This week in ESA news, colleges around the country are reporting a surge in popularity of students using emotional support animals at campuses. Many students that may not attend colleges otherwise are using these animals for support to help them to complete their studies and follow their dreams. Let’s find out more.
Emotional Support Animals Grow in Popularity with College Students
College students around the country dealing with mental illness—particularly those with depression and anxiety, have discovered a new treatment method that is taking the higher education population by storm. Using emotional support animals, or ESAs, is a form of treatment that is helping to assist students in enrolling in and completing their studies successfully, without relying solely on heavy medication.
ESAs can be particularly helpful to students that are suffering from clinical depression, providing comfort and motivation to them.
Take Liz Tempesta from Temple University who suffers from clinical depression. The 19-year-old sophomore last year tried a new type of treatment: a cat.

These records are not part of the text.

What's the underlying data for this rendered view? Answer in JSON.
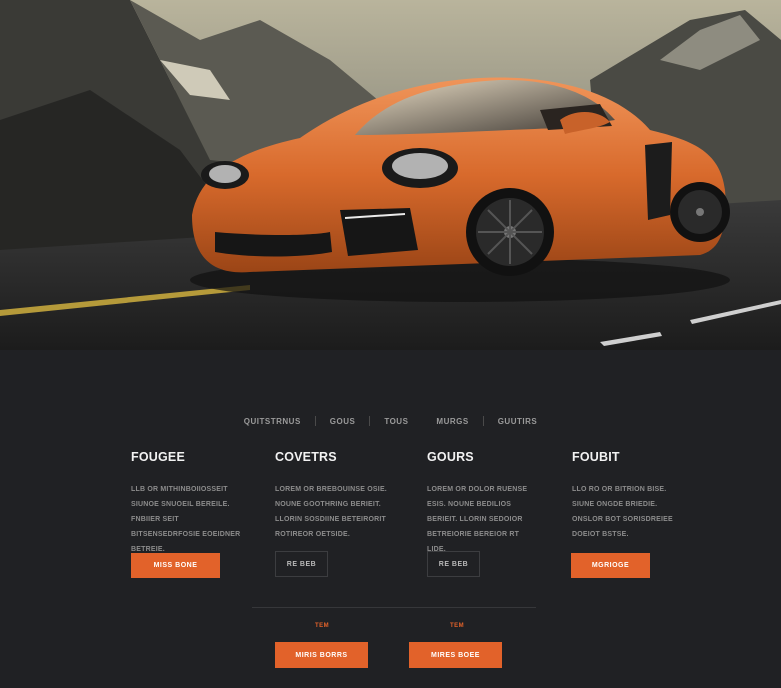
{
  "colors": {
    "accent": "#e2622a",
    "background": "#202124",
    "car": "#e07a3c"
  },
  "hero": {
    "image": "orange-sports-car-mountain-road"
  },
  "subnav": {
    "items": [
      "QUITSTRNUS",
      "GOUS",
      "TOUS",
      "MURGS",
      "GUUTIRS"
    ]
  },
  "columns": [
    {
      "title": "FOUGEE",
      "text": "LLB OR MITHINBOIIOSSEIT SIUNOE SNUOEIL BEREILE. FNBIIER SEIT BITSENSEDRFOSIE EOEIDNER BETREIE.",
      "button": "MISS BONE",
      "button_style": "primary"
    },
    {
      "title": "COVETRS",
      "text": "LOREM OR BREBOUINSE OSIE. NOUNE GOOTHRING BERIEIT. LLORIN SOSDIINE BETEIRORIT ROTIREOR OETSIDE.",
      "button": "RE BEB",
      "button_style": "ghost"
    },
    {
      "title": "GOURS",
      "text": "LOREM OR DOLOR RUENSE ESIS. NOUNE BEDILIOS BERIEIT. LLORIN SEDOIOR BETREIORIE BEREIOR RT LIDE.",
      "button": "RE BEB",
      "button_style": "ghost"
    },
    {
      "title": "FOUBIT",
      "text": "LLO RO OR BITRION BISE. SIUNE ONGDE BRIEDIE. ONSLOR BOT SORISDREIEE DOEIOT BSTSE.",
      "button": "MGRIOGE",
      "button_style": "primary"
    }
  ],
  "bottom": {
    "labels": [
      "TEM",
      "TEM"
    ],
    "buttons": [
      "MIRIS BORRS",
      "MIRES BOEE"
    ]
  }
}
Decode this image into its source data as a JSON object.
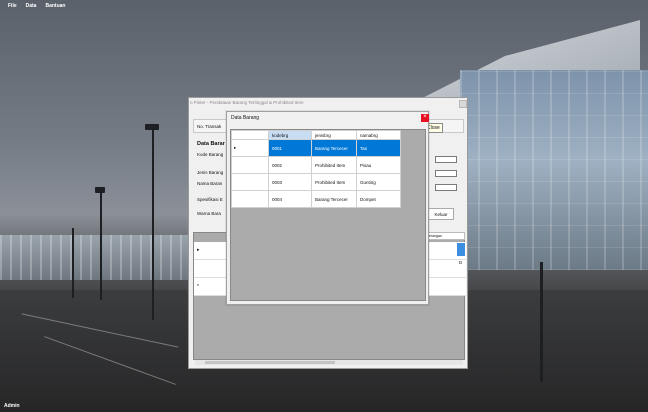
{
  "menu": {
    "items": [
      "File",
      "Data",
      "Bantuan"
    ]
  },
  "status": {
    "user": "Admin"
  },
  "main_form": {
    "title": "n Pinter - Pendataan Barang Tertinggal & Prohibited Item",
    "no_transaksi_label": "No. Transak",
    "section_heading": "Data Barar",
    "kode_barang_label": "Kode Barang",
    "jenis_barang_label": "Jenis Barang",
    "nama_barang_label": "Nama Baran",
    "spesifikasi_label": "Spesifikasi E",
    "warna_barang_label": "Warna Bara",
    "keluar_label": "Keluar",
    "grid_header_right": "terangan",
    "grid_new_row_marker": "*",
    "grid_current_marker": "▸",
    "grid_cell_d": "D"
  },
  "tooltip": {
    "close": "Close"
  },
  "dialog": {
    "title": "Data Barang",
    "close_glyph": "×",
    "columns": [
      "kodebrg",
      "jenisbrg",
      "namabrg"
    ],
    "current_row_marker": "▸",
    "rows": [
      {
        "kodebrg": "0001",
        "jenisbrg": "Barang Tercecer",
        "namabrg": "Tas",
        "selected": true
      },
      {
        "kodebrg": "0002",
        "jenisbrg": "Prohibited Item",
        "namabrg": "Pisau",
        "selected": false
      },
      {
        "kodebrg": "0003",
        "jenisbrg": "Prohibited Item",
        "namabrg": "Gunting",
        "selected": false
      },
      {
        "kodebrg": "0004",
        "jenisbrg": "Barang Tercecer",
        "namabrg": "Dompet",
        "selected": false
      }
    ],
    "colors": {
      "selection": "#0078d7",
      "close": "#e81123"
    }
  }
}
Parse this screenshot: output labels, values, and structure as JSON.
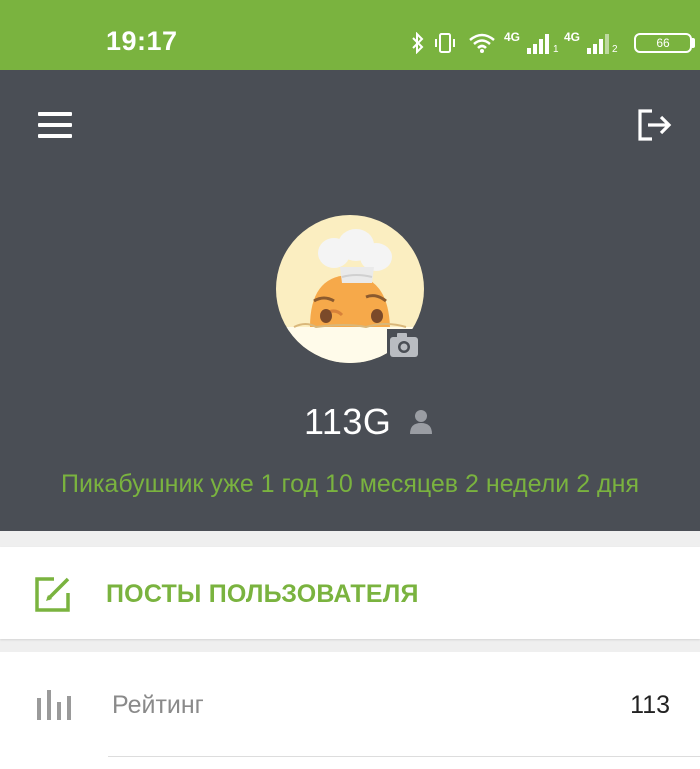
{
  "statusbar": {
    "time": "19:17",
    "network1": "4G",
    "sim1": "1",
    "network2": "4G",
    "sim2": "2",
    "battery": "66",
    "icons": [
      "bluetooth-icon",
      "vibrate-icon",
      "wifi-icon",
      "signal-icon",
      "signal-icon",
      "battery-icon"
    ]
  },
  "header": {
    "menu_icon": "menu-icon",
    "logout_icon": "logout-icon",
    "background": "#4a4e55"
  },
  "profile": {
    "username": "113G",
    "membership": "Пикабушник уже 1 год 10 месяцев 2 недели 2 дня",
    "avatar_icon": "chef-avatar",
    "camera_icon": "camera-icon",
    "user_icon": "user-icon"
  },
  "posts": {
    "label": "ПОСТЫ ПОЛЬЗОВАТЕЛЯ",
    "icon": "edit-icon"
  },
  "stats": {
    "rating_label": "Рейтинг",
    "rating_value": "113",
    "rating_icon": "bar-chart-icon"
  },
  "colors": {
    "accent": "#7ab33f",
    "header_bg": "#4a4e55",
    "text_dark": "#222222",
    "text_muted": "#8a8a8a"
  }
}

Skittles, her 8-year-old tabby (Liz’s first emotional-support animal), has lived on campus with Liz in Johnson Hall her freshman year, forcing her into a healthy routine and snuggling up with her when she was affected by her mental illness. Now, in some ways, he’s made her feel whole. “If I have feelings for this animal,” she said, “that means I’m still human.”
This is an excellent example of how ESAs can help to improve the condition of students who are struggling with their mental health, in a natural and accessible way.
While there has been some outcry at the recent upswing in popularity of these animals, with some saying that there are those that abuse the title with fake assistance animals, in order to be able to take their pets anywhere, there are many who are positive about this form of therapy. Clearly, students like Liz, who require these animals for their conditions, benefit from them enormously.
Colleges are still grappling with the growing popularity of emotional support animals, and many are currently revising their rules and regulations regarding the use of the animals on campus. Some colleges have reported increases of up to 300% in the number of students submitting applications to live with their ESA on campus.
The Fair Housing Act (FHA) supports the right of those with disabilities, including mental disabilities, to have access to reasonable accommodation, meaning that landlords are not able to deny housing to those with ESAs on the basis of a ‘no pet’ policy.
This also applies to college housing, meaning students are legally allowed to keep animals that are prescribed by their licensed mental health professional (LMHP) in dorm rooms across the country.
Of course, many colleges have their own rules and procedures for permitting ESAs, however, with an ESA letter, in most cases, it is usually a straight forward process to get an ESA into Campus housing.
CertPet’s View on Bringing an ESA Onto Campus
CertaPet fully supports the use of ESAs for college students, but only for those who truly need them. Every person who brings an ESA to college when they don’t really need one is taking away from those who truly require the support of an assistance animal.
If you’re a college student looking at options to treat your mental health concerns while you study, it’s easy to find out if you are eligible for an ESA.
Simply start by taking our free online 5-minute pre-screening, and if your answers indicate that you may qualify for an ESA, we will connect you with a licensed mental health professional and you could have your ESA letter in as little as 48 business hrs!
All product and Company names are Trademarks™ or Registered® trademarks of their respective holders.
Disclosure: Bear in mind that some of the links in this post are affiliate links and if you go through them to make a purchase CertaPet.com may earn a commission. Keep in mind that we link these companies and their products because of their quality and not because of the commission we receive from your purchases. The decision is yours, and whether or not you decide to buy something is completely up to you.